Politicians on both extremes think voters want stubborness in the budget battle. They're wrong.
Congress finally broke the impasse over a temporary extension of the payroll tax in 2012, but it remains deadlocked over the big policy changes needed to get our government's finances back on an economically sustainable track. Each side blames the other: Democrats refuse to work with Republicans who are entrenched in a "no new taxes" stance; Republicans counter that Democrats' fondness for "class warfare" policy ideas will kill the economy.
Politicians on the extremes of both sides seem to believe their stubbornness is just what the voters want from them. But they are wrong.

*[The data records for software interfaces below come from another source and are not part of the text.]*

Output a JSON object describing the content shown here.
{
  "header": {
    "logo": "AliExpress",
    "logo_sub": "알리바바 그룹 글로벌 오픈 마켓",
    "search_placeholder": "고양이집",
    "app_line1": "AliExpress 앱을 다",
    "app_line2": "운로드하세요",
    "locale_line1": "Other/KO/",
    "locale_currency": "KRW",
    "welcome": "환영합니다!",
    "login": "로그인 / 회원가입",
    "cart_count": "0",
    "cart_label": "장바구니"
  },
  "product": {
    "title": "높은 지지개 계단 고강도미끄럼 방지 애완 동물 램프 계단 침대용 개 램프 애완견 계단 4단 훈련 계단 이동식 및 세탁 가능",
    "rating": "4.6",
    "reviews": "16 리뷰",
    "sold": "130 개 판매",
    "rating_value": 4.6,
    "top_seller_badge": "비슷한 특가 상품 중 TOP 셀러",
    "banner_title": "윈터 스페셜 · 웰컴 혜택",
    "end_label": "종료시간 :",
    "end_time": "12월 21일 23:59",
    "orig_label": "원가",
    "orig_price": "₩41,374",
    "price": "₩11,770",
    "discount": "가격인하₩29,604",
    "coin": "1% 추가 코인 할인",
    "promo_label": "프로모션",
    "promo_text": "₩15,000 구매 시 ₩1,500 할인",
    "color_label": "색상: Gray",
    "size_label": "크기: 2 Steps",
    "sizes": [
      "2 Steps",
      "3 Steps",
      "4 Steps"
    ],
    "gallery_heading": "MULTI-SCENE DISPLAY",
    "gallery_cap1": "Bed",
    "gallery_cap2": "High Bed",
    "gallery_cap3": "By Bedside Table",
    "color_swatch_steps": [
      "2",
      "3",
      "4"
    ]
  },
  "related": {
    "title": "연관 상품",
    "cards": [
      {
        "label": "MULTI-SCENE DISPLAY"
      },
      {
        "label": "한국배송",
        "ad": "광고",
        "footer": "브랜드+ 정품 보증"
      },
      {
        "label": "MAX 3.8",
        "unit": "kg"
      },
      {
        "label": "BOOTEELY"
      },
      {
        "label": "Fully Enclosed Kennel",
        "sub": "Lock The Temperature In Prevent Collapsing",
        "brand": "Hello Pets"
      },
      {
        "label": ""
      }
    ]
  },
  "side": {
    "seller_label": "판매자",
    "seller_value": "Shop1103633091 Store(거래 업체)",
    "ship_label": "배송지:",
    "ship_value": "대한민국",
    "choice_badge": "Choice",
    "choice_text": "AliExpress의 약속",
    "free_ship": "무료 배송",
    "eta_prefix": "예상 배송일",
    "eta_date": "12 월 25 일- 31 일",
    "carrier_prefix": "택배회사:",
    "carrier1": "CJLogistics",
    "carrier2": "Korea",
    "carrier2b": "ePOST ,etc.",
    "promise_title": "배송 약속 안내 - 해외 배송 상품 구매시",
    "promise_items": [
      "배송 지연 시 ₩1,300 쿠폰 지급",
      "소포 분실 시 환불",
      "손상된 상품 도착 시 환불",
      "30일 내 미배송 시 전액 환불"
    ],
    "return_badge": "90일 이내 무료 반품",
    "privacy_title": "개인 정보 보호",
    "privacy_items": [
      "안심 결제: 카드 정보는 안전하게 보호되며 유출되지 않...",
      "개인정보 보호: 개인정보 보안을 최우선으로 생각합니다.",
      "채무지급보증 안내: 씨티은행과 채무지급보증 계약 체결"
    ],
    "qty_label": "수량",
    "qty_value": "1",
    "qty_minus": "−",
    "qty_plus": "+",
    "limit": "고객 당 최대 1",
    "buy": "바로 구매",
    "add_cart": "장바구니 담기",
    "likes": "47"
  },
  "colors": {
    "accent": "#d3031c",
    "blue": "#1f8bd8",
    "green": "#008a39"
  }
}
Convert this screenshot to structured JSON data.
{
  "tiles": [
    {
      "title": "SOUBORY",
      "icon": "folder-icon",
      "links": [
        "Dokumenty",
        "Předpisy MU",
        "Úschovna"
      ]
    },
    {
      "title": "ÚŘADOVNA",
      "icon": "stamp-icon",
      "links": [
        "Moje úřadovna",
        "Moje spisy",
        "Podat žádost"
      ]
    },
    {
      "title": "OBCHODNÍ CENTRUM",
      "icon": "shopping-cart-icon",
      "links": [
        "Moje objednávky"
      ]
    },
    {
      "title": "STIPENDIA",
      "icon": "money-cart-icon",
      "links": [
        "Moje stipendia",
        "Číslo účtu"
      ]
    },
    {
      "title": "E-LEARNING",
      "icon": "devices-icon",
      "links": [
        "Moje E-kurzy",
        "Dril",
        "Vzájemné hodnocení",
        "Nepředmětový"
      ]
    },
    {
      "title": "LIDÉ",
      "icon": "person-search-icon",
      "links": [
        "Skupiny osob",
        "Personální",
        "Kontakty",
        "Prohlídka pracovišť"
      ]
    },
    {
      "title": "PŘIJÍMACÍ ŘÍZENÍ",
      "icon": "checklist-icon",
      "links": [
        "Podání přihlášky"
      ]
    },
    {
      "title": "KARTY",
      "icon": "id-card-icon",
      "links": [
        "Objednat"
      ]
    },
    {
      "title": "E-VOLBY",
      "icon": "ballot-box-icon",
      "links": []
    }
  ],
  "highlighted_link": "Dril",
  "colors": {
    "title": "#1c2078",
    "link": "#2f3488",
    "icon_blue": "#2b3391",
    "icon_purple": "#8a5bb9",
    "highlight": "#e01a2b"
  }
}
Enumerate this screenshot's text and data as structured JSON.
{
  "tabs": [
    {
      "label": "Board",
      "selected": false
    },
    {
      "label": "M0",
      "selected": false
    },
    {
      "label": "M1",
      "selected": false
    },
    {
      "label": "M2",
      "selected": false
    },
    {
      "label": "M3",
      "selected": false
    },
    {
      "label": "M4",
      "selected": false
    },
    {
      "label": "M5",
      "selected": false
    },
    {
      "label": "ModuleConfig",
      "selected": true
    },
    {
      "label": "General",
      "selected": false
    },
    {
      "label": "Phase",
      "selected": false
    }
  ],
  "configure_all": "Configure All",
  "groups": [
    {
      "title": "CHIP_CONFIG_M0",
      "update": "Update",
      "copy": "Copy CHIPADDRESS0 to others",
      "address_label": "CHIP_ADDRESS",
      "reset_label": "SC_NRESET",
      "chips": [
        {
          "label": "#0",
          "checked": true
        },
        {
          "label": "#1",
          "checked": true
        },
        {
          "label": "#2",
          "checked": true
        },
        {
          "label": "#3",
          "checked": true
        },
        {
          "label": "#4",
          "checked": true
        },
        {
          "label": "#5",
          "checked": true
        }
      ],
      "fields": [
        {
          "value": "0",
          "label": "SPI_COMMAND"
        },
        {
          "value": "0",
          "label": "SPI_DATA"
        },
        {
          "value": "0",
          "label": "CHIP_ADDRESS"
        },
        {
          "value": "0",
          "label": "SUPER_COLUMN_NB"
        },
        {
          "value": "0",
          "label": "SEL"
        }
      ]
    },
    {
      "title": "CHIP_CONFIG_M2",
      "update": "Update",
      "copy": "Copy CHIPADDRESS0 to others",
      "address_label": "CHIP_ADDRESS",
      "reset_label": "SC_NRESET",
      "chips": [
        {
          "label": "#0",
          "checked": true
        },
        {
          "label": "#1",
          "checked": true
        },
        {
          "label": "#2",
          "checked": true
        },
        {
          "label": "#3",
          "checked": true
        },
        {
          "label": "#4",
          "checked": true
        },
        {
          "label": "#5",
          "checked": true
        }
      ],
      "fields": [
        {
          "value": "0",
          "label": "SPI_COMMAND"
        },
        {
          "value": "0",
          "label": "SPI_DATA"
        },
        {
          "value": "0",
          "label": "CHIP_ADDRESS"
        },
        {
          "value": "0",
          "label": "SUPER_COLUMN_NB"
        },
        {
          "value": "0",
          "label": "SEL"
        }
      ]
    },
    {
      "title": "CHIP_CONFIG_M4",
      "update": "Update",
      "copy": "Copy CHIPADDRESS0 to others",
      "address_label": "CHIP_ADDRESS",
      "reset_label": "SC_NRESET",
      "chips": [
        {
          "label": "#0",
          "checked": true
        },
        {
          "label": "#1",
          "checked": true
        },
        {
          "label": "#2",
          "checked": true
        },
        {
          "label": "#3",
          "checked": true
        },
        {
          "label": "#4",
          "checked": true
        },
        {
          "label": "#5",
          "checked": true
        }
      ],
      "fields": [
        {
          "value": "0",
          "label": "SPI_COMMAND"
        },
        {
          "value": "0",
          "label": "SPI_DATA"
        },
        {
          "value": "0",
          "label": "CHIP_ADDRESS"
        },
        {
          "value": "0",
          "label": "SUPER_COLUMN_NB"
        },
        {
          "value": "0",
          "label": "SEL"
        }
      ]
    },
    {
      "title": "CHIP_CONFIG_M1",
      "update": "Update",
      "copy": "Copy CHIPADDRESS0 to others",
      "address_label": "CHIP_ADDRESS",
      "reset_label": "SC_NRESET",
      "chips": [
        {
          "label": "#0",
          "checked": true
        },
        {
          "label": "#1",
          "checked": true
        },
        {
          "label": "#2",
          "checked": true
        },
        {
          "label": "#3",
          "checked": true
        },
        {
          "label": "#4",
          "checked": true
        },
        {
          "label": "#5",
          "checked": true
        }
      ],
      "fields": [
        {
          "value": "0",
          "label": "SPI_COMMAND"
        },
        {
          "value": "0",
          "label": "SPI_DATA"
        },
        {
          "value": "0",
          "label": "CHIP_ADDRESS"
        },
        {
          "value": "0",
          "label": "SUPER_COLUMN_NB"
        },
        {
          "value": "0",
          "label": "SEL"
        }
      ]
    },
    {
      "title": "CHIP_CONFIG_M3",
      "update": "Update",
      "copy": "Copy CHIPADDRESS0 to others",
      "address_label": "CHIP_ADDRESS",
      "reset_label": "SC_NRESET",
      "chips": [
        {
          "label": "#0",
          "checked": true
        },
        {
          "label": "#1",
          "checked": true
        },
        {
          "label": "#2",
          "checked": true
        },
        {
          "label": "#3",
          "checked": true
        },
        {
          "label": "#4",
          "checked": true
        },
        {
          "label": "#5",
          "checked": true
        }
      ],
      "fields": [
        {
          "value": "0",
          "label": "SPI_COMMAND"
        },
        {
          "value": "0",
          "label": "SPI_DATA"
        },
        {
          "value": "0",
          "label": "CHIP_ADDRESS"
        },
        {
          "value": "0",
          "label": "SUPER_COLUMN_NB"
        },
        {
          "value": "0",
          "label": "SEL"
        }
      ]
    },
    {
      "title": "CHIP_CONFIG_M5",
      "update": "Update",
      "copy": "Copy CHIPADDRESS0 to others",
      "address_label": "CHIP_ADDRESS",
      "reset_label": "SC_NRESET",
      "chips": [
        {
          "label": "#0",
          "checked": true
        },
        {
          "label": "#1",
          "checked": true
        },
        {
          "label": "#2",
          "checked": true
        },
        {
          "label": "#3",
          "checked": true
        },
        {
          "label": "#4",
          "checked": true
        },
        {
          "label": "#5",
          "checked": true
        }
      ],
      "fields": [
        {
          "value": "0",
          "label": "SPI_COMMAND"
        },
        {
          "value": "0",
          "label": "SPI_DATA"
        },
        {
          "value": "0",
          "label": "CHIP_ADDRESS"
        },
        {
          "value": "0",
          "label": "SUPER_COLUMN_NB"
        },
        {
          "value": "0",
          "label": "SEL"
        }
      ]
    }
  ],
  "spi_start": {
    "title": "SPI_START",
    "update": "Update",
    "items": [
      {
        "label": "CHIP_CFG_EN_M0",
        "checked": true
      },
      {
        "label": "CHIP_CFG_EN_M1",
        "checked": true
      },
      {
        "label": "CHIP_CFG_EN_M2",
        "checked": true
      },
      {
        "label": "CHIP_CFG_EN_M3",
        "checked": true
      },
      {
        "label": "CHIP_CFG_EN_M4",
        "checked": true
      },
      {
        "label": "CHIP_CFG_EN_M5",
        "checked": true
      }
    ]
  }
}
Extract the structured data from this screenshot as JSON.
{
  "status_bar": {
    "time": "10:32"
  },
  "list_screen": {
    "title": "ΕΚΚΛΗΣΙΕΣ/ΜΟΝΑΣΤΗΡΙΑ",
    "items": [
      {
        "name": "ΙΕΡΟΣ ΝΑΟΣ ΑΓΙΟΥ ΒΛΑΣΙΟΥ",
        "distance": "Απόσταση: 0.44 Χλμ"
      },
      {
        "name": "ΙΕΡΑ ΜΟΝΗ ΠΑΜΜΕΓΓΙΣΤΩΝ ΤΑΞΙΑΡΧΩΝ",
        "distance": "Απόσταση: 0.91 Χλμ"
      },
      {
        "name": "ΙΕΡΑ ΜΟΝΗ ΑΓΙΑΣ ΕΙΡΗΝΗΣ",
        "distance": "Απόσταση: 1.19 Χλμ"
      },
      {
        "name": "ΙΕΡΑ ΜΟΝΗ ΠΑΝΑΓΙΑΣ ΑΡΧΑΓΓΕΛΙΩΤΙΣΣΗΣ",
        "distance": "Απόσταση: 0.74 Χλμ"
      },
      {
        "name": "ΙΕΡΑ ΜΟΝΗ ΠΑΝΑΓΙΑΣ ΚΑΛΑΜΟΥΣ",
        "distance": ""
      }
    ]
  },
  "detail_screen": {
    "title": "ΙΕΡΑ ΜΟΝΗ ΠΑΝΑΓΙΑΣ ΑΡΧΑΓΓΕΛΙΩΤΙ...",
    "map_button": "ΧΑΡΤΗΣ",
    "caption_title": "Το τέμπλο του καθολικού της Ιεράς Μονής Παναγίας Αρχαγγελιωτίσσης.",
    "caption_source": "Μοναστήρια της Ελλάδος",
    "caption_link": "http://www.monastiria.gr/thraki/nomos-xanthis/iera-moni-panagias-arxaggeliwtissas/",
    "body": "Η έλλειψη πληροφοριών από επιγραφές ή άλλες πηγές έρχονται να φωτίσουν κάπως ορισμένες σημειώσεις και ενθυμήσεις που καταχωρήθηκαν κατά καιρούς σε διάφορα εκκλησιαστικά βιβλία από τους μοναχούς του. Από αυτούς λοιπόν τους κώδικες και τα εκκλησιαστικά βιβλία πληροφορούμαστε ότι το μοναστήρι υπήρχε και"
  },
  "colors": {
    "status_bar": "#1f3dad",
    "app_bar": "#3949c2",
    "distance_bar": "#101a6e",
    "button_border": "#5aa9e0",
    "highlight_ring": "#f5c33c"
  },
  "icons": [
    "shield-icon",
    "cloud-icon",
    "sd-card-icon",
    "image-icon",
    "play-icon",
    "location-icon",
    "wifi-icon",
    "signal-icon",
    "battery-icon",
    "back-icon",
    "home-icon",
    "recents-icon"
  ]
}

Republicans argue that the federal budget problem is almost entirely a "spending problem" justifying mostly spending-side-only solutions. They claim that any revenue increases, but especially those burdening the richest households, would kill the economy by taking away any incentives for business expansion. The theory is that the "small" businesses owned by millionaire entrepreneurs – labeled by Republicans as the "job creators" of the economy – will reduce hiring if their tax burdens go up.
But National Public Radio's Tamara Keith recently looked for these millionaires who would stop hiring because of higher taxes, and she couldn't locate anyone willing to support that theory – not even when she went to the Republican politicians who are most vocal on that claim.
So NPR hunted down its own millionaire "job creators" and found some who said that even faced with higher taxes, they would still have an incentive to maximize their profits, expand their businesses accordingly, and yes, keep hiring more workers. As one of these millionaires explained:
"Like any other American, especially a business owner, I want to make as much money as I can and I want to keep as much money in my pocket as I can, but I also believe in the greater good," says Deborah Schwarz, who owns LAC Group, an information management firm with offices nationwide and in London.